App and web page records
========================================

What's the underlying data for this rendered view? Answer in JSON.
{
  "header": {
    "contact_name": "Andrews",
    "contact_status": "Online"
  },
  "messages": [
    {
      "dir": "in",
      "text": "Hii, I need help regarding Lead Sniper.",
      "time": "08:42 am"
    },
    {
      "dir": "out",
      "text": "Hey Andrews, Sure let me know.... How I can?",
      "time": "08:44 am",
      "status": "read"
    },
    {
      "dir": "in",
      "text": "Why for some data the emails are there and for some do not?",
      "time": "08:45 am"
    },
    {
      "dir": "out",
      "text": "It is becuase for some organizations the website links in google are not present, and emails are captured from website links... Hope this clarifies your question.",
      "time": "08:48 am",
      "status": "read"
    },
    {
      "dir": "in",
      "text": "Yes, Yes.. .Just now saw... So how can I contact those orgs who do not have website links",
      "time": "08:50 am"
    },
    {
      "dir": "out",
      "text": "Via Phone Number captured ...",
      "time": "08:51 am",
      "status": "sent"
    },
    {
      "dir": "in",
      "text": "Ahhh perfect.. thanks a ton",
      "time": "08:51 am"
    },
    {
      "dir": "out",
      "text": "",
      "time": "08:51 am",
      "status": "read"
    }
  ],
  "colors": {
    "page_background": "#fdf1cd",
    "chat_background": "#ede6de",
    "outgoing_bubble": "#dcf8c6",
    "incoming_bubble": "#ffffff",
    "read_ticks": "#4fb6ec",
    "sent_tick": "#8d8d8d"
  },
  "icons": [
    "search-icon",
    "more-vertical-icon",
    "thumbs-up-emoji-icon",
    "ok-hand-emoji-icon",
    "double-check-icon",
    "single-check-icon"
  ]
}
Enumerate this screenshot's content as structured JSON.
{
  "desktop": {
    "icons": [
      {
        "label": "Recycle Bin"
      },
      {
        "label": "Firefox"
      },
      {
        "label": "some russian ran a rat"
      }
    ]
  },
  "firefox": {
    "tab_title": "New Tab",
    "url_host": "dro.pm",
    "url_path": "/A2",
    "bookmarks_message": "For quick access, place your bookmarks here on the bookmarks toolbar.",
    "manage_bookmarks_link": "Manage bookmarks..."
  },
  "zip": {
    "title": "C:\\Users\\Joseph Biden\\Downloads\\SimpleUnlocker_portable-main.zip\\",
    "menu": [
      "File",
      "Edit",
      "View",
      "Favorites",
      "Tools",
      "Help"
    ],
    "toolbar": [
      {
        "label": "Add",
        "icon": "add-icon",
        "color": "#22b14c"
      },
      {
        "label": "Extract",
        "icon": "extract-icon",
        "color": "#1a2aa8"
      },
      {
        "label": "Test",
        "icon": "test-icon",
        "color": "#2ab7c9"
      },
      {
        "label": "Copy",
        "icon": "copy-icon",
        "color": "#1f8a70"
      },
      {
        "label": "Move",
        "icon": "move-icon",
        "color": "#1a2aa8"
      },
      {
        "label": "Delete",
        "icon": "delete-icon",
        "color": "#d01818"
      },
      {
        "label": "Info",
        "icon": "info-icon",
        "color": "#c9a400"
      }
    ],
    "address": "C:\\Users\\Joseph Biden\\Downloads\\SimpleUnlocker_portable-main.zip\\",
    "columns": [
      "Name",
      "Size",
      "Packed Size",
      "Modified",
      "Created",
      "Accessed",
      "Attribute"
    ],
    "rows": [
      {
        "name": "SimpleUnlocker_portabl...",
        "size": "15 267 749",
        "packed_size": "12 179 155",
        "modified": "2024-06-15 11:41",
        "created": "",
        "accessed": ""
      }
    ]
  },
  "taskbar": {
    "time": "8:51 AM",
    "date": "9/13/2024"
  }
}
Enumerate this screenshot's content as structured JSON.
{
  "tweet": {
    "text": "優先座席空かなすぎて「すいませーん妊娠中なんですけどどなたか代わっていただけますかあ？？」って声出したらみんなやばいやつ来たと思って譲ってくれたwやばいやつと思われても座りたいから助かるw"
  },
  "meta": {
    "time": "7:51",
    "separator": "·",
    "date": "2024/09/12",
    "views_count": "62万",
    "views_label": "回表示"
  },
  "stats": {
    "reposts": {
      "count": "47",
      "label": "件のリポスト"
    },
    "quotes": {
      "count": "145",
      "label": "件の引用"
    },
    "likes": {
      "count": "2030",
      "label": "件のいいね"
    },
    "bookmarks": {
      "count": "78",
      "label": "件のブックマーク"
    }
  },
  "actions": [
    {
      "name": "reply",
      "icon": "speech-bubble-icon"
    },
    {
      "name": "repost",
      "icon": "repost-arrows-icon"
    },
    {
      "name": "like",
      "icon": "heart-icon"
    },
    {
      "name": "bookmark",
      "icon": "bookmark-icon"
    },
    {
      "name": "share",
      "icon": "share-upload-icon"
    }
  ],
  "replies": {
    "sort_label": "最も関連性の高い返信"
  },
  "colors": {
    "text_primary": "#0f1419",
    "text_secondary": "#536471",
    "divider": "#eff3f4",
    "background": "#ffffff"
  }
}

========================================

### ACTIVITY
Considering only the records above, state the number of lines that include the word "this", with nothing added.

### ANSWER TO THE PROBLEM
4